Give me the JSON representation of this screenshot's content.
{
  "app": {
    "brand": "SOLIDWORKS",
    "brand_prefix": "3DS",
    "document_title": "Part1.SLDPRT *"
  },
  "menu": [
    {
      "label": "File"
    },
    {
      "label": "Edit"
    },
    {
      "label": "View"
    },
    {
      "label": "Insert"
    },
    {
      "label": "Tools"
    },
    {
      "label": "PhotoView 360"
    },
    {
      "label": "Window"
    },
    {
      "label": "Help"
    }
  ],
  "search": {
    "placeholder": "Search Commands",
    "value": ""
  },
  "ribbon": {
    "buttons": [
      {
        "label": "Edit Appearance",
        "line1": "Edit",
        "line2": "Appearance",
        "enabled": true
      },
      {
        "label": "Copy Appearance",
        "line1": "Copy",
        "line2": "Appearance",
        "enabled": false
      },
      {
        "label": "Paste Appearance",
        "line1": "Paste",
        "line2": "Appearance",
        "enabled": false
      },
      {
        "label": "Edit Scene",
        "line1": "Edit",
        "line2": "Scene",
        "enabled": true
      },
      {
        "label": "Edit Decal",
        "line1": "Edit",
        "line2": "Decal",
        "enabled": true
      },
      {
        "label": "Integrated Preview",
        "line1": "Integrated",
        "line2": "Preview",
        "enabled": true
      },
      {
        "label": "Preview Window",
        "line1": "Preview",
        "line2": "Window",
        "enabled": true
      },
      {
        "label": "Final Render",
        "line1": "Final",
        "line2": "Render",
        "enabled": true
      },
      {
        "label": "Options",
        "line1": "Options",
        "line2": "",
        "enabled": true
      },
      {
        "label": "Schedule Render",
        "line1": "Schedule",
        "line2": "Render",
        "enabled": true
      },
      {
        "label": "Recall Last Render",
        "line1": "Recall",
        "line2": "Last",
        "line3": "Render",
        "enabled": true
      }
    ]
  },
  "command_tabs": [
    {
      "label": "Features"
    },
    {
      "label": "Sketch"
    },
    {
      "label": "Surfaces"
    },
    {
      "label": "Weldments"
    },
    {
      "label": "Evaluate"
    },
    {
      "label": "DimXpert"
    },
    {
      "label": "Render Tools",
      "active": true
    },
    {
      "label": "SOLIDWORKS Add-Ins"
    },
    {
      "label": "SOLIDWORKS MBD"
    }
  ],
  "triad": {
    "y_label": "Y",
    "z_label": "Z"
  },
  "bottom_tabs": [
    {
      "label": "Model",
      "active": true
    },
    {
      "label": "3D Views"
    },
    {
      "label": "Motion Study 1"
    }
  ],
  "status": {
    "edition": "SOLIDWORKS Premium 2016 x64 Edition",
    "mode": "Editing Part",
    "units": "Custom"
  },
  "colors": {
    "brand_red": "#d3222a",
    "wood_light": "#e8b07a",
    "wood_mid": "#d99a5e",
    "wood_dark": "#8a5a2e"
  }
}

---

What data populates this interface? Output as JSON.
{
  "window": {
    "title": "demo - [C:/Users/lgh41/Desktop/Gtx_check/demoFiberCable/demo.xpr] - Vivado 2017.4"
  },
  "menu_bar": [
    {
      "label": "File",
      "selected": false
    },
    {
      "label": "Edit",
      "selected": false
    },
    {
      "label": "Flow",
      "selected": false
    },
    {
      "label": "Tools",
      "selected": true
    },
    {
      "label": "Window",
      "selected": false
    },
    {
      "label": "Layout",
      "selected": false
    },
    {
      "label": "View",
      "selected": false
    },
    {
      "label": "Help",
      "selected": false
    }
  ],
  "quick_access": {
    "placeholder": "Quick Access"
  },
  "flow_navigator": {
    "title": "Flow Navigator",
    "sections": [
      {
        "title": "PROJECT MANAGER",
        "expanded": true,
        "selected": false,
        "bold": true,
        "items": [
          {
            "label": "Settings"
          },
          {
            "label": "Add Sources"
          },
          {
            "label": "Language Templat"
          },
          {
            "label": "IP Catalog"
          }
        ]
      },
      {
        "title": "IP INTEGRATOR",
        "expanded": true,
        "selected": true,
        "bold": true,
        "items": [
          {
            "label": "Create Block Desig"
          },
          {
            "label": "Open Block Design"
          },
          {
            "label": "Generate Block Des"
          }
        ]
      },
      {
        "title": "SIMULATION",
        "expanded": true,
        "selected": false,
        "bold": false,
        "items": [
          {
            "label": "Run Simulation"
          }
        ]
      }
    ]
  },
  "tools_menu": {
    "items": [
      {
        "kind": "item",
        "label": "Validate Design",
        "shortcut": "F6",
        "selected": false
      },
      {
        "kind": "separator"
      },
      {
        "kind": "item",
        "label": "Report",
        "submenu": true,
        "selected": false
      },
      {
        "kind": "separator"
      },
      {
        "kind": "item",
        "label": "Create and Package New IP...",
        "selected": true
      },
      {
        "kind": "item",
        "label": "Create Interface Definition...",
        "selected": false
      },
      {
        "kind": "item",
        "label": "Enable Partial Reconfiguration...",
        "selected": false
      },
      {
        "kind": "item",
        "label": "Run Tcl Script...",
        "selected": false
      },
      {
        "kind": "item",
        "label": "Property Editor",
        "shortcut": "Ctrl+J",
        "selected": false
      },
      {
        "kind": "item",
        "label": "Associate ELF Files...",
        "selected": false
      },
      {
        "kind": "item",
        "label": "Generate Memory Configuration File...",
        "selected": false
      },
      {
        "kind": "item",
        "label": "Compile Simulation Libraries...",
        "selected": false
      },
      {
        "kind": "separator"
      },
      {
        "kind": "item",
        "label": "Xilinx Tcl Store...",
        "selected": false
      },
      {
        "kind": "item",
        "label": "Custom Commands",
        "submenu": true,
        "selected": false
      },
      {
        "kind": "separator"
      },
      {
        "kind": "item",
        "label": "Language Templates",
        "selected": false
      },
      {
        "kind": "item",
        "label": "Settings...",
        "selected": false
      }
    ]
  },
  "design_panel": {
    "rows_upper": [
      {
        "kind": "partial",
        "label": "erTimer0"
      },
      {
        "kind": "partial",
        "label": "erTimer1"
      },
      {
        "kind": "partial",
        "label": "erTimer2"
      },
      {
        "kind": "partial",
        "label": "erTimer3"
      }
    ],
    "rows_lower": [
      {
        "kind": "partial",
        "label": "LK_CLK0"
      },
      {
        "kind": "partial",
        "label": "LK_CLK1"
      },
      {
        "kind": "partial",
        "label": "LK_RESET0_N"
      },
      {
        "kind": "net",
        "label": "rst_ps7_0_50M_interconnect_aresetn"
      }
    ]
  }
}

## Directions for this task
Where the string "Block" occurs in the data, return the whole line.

## Solution to this exercise
            "label": "Create Block Desig"
            "label": "Open Block Design"
            "label": "Generate Block Des"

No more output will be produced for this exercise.